President Barack Obama’s new stimulus package includes allocations for infrastructure and economic development that could trickle down to the Roanoke-Chowan area.
The $787 billion economic stimulus plan sets aside $46 billion for transportation projects, including $27 billion for highway and bridge repair, $6.4 billion for clean and drinking water projects and $7 billion to bring broadband Internet service to underserved areas.
Though how the funds are to be distributed at the state and local levels has yet to be seen, projects and needs in the area could benefit from the stimulus package.
Two local Economic Development Commission (EDC) directors spoke of the potential with the stimulus package in regards to the Roanoke-Chowan area.
“All of us in economic development recognize the importance of infrastructure, whether it is broadband conductivity, highways and bridges, airports and specialized specific projects in developing a sustainable economy on local, state and national levels,” said Northampton County EDC Director Gary Brown.
Brown was quick to note it is yet to be known how the stimulus funds are to be allotted to states, but from his conversations with General Assembly members and the Administration, funds may be allocated to projects with the most potential to provide immediate and long term job creation.
Brown said North Carolina as a whole could benefit from urban and rural highway infrastructure, whether it is maintenance, repair or expansion of existing infrastructure.
He added that northeastern North Carolina stands to benefit from the proposed U.S. 158 corridor (which would widen the road to four lanes), but how that project might be advanced by the stimulus package is yet to be seen.
Hertford County EDC Director Bill Early also spoke about the proposed widening of the route possibly benefiting from the stimulus package.
Early said the proposed U.S. Highway 158 widening (which would better connect Winton to Interstate 95) could benefit from the package.
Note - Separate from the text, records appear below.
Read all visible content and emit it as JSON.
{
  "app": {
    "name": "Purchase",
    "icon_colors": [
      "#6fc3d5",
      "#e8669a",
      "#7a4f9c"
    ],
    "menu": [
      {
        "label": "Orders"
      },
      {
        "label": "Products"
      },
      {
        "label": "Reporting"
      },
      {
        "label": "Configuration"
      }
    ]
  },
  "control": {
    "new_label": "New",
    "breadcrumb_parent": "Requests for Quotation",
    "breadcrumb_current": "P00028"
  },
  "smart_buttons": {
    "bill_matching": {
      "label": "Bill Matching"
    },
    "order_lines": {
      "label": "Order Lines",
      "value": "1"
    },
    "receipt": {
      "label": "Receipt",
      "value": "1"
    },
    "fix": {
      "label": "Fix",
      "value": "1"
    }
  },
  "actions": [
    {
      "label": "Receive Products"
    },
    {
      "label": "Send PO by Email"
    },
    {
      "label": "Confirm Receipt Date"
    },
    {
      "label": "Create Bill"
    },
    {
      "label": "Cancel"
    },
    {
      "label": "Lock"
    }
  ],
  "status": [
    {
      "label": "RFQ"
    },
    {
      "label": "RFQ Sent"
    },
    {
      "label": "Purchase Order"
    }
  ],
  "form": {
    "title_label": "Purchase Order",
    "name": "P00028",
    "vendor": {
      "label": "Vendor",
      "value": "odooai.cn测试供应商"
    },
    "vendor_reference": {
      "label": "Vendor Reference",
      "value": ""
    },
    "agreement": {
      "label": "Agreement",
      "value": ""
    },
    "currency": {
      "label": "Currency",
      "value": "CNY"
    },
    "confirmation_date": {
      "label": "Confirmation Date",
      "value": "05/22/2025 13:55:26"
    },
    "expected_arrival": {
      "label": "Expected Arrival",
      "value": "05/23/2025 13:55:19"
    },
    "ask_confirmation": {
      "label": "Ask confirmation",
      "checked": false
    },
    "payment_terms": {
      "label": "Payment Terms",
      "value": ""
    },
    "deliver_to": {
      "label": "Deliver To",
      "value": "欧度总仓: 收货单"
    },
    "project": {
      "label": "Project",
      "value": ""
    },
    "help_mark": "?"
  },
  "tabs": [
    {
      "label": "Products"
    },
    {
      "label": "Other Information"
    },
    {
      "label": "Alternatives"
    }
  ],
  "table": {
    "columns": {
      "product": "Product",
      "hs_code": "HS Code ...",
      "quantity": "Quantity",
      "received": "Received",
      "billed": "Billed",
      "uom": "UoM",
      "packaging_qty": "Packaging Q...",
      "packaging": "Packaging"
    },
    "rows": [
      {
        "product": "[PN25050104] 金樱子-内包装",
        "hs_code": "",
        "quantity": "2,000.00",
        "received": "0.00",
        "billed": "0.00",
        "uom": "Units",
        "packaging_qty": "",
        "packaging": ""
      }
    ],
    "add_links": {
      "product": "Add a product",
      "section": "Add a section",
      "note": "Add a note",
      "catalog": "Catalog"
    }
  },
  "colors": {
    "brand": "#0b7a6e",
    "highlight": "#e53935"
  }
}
The widening of that stretch of road could attract interest from businesses and encourage economic development.
The road project could also support existing businesses as Early noted the route is heavily used by Nucor.
Early spoke about the area also possibly benefiting from clean and drinking water projects as well as Internet broadband.
“We always are in need water and waste water infrastructure, there may be some opportunity with that,” said Early.
Broadband Internet is often associated with economic development in supporting businesses to grow and educational institutes to provide better services to their students.
Early said broadband would be a vital tool for the area.
“There’s certainly a need there,” he said.